Which is another topic of shared interest, the school we pass each way to and from the park, the teenagers inside, today other teenagers we know, my own teenager and a friend of one of the twos, my son who attends a different school, her friend who attends this one, and then the schools the brother of one two attends, an elementary school, and the day care we all attend, the fact that I am not a teenager, nor are the twos, and that I was once long ago, that I am now adult, that we all grow up this way, baby, child, teen, adult, all of this is new and worth discussing, and in my happiness amongst the twos I am not only looking forward to the conversation growing, I am grateful for the time and freedom to have the conversation, the ease with which our days proceed and the ability we have in our privileged lives in these sometimes crazy times, to do as we please, to talk as we wish, to find the world of interest and to explore it at our pace. All these are seemingly rights and privileges of being human, but not all children or teachers or caregivers experience them today. For that I am both grateful that we are, and fearful of the impact on others of the restriction of basic freedoms which limits this sort of talk.

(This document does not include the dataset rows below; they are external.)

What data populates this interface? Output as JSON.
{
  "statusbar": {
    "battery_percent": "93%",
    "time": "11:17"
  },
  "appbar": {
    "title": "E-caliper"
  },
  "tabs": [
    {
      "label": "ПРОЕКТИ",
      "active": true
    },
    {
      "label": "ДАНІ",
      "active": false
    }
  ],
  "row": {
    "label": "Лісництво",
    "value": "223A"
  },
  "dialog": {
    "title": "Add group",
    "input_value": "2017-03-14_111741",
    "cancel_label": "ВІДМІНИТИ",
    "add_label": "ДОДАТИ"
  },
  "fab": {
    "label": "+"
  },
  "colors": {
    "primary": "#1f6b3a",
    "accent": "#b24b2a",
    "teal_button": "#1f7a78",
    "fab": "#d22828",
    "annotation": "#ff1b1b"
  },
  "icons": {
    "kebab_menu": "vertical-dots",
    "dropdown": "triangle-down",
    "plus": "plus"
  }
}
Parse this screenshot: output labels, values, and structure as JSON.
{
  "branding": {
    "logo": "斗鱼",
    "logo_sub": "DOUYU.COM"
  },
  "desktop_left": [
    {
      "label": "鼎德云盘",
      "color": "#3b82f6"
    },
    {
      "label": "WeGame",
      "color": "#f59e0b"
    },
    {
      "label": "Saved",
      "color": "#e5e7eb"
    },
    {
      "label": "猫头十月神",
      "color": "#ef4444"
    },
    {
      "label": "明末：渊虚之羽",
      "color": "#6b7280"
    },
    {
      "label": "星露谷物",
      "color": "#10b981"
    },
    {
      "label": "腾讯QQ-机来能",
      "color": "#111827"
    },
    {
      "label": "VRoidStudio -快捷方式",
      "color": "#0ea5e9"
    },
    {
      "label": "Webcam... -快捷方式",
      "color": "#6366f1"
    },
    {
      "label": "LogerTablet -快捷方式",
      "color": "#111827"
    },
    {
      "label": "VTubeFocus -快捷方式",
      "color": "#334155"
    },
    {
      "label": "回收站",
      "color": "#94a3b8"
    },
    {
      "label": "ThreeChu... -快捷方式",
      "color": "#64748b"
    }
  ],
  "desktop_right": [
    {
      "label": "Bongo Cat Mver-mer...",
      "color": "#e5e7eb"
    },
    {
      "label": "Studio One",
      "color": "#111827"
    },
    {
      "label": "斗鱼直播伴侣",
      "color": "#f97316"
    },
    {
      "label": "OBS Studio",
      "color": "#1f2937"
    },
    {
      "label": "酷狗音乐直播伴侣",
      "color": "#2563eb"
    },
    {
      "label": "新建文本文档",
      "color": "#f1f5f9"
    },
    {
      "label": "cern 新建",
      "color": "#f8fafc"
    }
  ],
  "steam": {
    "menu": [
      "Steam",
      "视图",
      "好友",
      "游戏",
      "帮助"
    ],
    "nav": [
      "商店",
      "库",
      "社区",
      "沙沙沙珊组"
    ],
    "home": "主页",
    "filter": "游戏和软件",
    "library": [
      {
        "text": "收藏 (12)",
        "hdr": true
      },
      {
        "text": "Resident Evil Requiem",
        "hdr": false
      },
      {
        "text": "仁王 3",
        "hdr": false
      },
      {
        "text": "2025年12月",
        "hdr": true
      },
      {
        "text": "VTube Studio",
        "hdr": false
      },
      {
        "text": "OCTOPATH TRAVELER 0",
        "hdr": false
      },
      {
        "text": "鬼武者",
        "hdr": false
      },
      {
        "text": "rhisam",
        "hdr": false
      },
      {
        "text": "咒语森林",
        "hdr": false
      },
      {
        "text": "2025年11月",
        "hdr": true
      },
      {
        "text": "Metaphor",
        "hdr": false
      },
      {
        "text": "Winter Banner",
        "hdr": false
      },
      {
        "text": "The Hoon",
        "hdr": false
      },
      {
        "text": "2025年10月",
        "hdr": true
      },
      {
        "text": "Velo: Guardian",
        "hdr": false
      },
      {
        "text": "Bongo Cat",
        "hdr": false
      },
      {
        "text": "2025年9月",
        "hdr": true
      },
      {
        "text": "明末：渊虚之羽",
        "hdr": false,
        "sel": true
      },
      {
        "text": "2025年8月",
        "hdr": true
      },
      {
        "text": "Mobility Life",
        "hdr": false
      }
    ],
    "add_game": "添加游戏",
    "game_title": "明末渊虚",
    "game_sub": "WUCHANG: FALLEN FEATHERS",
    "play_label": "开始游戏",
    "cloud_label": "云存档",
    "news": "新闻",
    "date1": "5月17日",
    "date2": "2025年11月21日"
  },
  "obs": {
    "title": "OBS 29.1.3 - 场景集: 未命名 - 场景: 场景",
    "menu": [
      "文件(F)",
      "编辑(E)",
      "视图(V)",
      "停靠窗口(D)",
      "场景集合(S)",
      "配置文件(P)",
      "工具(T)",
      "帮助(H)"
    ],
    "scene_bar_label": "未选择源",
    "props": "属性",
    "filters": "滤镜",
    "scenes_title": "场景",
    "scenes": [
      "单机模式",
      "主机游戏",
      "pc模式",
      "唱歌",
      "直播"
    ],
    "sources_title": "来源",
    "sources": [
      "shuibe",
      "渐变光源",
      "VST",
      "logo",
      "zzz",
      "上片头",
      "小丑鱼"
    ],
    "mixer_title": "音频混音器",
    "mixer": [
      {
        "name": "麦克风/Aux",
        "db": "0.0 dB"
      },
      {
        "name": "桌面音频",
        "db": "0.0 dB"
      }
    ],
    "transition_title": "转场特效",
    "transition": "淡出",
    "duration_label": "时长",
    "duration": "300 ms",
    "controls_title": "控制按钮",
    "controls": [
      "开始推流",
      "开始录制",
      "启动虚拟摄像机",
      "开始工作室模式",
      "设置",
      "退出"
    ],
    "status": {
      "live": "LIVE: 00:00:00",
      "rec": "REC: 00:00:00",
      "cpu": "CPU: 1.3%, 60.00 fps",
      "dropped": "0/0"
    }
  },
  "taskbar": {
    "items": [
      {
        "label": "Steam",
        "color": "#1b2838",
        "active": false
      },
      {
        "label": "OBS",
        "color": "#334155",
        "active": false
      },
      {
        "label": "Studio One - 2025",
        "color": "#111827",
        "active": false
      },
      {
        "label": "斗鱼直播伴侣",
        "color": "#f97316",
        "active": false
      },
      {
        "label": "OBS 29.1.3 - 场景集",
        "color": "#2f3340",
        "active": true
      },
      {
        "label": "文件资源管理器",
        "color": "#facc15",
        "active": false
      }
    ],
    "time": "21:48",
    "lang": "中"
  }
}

This morning I wake up wishing to write. Tuesday mornings are my day on my own and I often steal time here. A weekend or two a month I visit with my beau in Western, MA. We walk and and talk and are together nearly twenty four hours a day three days in a row, plus a night on either end, which is lovely as can be, but the shock of the return to single life can be, well, shocking, to wake up alone in the bed, to face the day again as a single gal, is a letdown, to say the least. This weekend and this morning were that for me.

But this morning, as I’m preparing to write my guy a brief morning note, a good friend writes to share some shocking news, an illness in the family which strikes me close to home, and all my troubles are put in perspective. Life with love and health and relative financial stability, three mostly happy kids, health care, a good job, a community where I’ve lived many years and where I’m somewhat known, all those things strike me as more than enough, if not the perfection of which my younger self had dreamed when setting up the doll house family with mother, father, sister, brother and extended family all within easy reach. 

It’s not that kind of life for me, the traditional family life, but it’s a life, and that is more than my dad got at this age, and more than many can hope for when they are in a bad place. I don’t pray, but I do think good thoughts, and I’m thinking those for all the ones in my life who are struggling now, and that is quite a few. I hope you’ll join me in the prayer, good thoughts thing, as you go about your day. All for now, as the laundry, dishes, shower, day care routine call. Peace and love on the journey is a big enough goal for now.